[[ MATERIAL FOR THIS TASK, beginning ]]
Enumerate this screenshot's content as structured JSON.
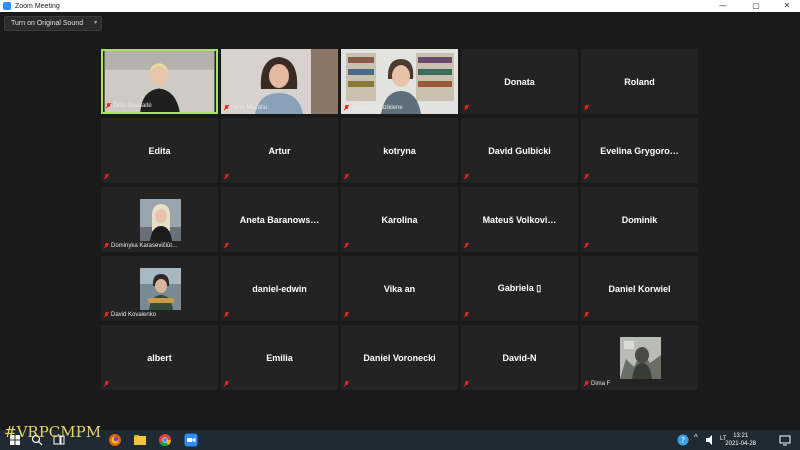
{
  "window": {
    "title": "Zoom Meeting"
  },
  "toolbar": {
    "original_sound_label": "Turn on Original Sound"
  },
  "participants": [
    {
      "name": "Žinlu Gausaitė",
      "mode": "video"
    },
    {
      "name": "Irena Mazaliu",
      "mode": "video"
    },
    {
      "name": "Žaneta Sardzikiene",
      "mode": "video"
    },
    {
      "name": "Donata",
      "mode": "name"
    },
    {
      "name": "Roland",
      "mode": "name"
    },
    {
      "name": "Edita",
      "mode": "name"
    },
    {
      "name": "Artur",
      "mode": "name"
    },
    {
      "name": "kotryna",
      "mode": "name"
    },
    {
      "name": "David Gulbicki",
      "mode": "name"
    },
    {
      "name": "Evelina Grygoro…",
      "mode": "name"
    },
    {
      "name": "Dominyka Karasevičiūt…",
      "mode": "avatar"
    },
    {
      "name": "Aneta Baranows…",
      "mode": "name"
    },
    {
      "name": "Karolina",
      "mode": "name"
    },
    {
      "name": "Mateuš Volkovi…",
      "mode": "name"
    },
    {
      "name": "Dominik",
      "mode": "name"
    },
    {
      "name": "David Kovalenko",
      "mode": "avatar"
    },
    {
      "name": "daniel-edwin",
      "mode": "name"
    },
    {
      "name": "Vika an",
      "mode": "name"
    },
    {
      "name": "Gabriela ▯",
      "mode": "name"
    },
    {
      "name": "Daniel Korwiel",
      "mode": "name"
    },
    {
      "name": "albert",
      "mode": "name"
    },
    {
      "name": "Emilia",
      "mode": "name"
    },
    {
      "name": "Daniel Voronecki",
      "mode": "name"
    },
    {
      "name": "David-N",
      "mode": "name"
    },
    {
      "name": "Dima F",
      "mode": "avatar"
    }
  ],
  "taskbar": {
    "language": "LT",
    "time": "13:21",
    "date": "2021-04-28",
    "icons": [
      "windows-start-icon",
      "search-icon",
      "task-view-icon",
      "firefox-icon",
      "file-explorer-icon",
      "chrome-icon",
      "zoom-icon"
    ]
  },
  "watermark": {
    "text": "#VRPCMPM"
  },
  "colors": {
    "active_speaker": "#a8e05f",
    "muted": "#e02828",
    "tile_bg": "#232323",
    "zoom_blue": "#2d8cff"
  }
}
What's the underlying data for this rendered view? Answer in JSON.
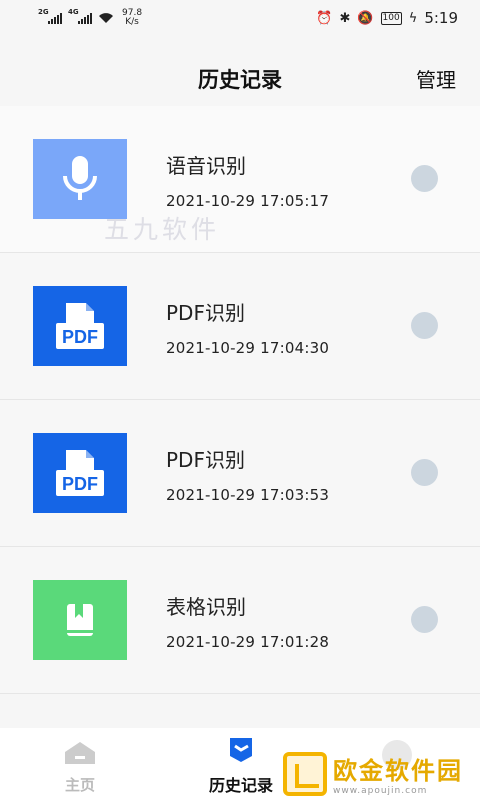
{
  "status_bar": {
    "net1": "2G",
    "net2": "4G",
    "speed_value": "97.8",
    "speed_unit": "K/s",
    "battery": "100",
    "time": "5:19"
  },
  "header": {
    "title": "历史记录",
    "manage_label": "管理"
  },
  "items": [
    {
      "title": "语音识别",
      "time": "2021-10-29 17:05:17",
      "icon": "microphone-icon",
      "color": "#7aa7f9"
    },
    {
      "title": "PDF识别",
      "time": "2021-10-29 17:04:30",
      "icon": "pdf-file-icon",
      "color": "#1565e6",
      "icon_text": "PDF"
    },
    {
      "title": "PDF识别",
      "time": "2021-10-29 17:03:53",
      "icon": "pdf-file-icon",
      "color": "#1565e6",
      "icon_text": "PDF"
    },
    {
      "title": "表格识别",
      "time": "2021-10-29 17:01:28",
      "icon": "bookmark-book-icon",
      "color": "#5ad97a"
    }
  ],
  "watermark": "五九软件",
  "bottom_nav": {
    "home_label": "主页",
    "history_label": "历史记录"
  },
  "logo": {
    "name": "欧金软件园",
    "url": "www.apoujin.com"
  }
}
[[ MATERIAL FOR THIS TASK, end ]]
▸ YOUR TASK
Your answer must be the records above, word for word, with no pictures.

▸ SOLVED EXERCISE
Enumerate this screenshot's content as structured JSON.
{
  "window": {
    "title": "Zoom Meeting"
  },
  "toolbar": {
    "original_sound_label": "Turn on Original Sound"
  },
  "participants": [
    {
      "name": "Žinlu Gausaitė",
      "mode": "video"
    },
    {
      "name": "Irena Mazaliu",
      "mode": "video"
    },
    {
      "name": "Žaneta Sardzikiene",
      "mode": "video"
    },
    {
      "name": "Donata",
      "mode": "name"
    },
    {
      "name": "Roland",
      "mode": "name"
    },
    {
      "name": "Edita",
      "mode": "name"
    },
    {
      "name": "Artur",
      "mode": "name"
    },
    {
      "name": "kotryna",
      "mode": "name"
    },
    {
      "name": "David Gulbicki",
      "mode": "name"
    },
    {
      "name": "Evelina Grygoro…",
      "mode": "name"
    },
    {
      "name": "Dominyka Karasevičiūt…",
      "mode": "avatar"
    },
    {
      "name": "Aneta Baranows…",
      "mode": "name"
    },
    {
      "name": "Karolina",
      "mode": "name"
    },
    {
      "name": "Mateuš Volkovi…",
      "mode": "name"
    },
    {
      "name": "Dominik",
      "mode": "name"
    },
    {
      "name": "David Kovalenko",
      "mode": "avatar"
    },
    {
      "name": "daniel-edwin",
      "mode": "name"
    },
    {
      "name": "Vika an",
      "mode": "name"
    },
    {
      "name": "Gabriela ▯",
      "mode": "name"
    },
    {
      "name": "Daniel Korwiel",
      "mode": "name"
    },
    {
      "name": "albert",
      "mode": "name"
    },
    {
      "name": "Emilia",
      "mode": "name"
    },
    {
      "name": "Daniel Voronecki",
      "mode": "name"
    },
    {
      "name": "David-N",
      "mode": "name"
    },
    {
      "name": "Dima F",
      "mode": "avatar"
    }
  ],
  "taskbar": {
    "language": "LT",
    "time": "13:21",
    "date": "2021-04-28",
    "icons": [
      "windows-start-icon",
      "search-icon",
      "task-view-icon",
      "firefox-icon",
      "file-explorer-icon",
      "chrome-icon",
      "zoom-icon"
    ]
  },
  "watermark": {
    "text": "#VRPCMPM"
  },
  "colors": {
    "active_speaker": "#a8e05f",
    "muted": "#e02828",
    "tile_bg": "#232323",
    "zoom_blue": "#2d8cff"
  }
}
What's the underlying data for this rendered view? Answer in JSON.
{
  "status_bar": {
    "net1": "2G",
    "net2": "4G",
    "speed_value": "97.8",
    "speed_unit": "K/s",
    "battery": "100",
    "time": "5:19"
  },
  "header": {
    "title": "历史记录",
    "manage_label": "管理"
  },
  "items": [
    {
      "title": "语音识别",
      "time": "2021-10-29 17:05:17",
      "icon": "microphone-icon",
      "color": "#7aa7f9"
    },
    {
      "title": "PDF识别",
      "time": "2021-10-29 17:04:30",
      "icon": "pdf-file-icon",
      "color": "#1565e6",
      "icon_text": "PDF"
    },
    {
      "title": "PDF识别",
      "time": "2021-10-29 17:03:53",
      "icon": "pdf-file-icon",
      "color": "#1565e6",
      "icon_text": "PDF"
    },
    {
      "title": "表格识别",
      "time": "2021-10-29 17:01:28",
      "icon": "bookmark-book-icon",
      "color": "#5ad97a"
    }
  ],
  "watermark": "五九软件",
  "bottom_nav": {
    "home_label": "主页",
    "history_label": "历史记录"
  },
  "logo": {
    "name": "欧金软件园",
    "url": "www.apoujin.com"
  }
}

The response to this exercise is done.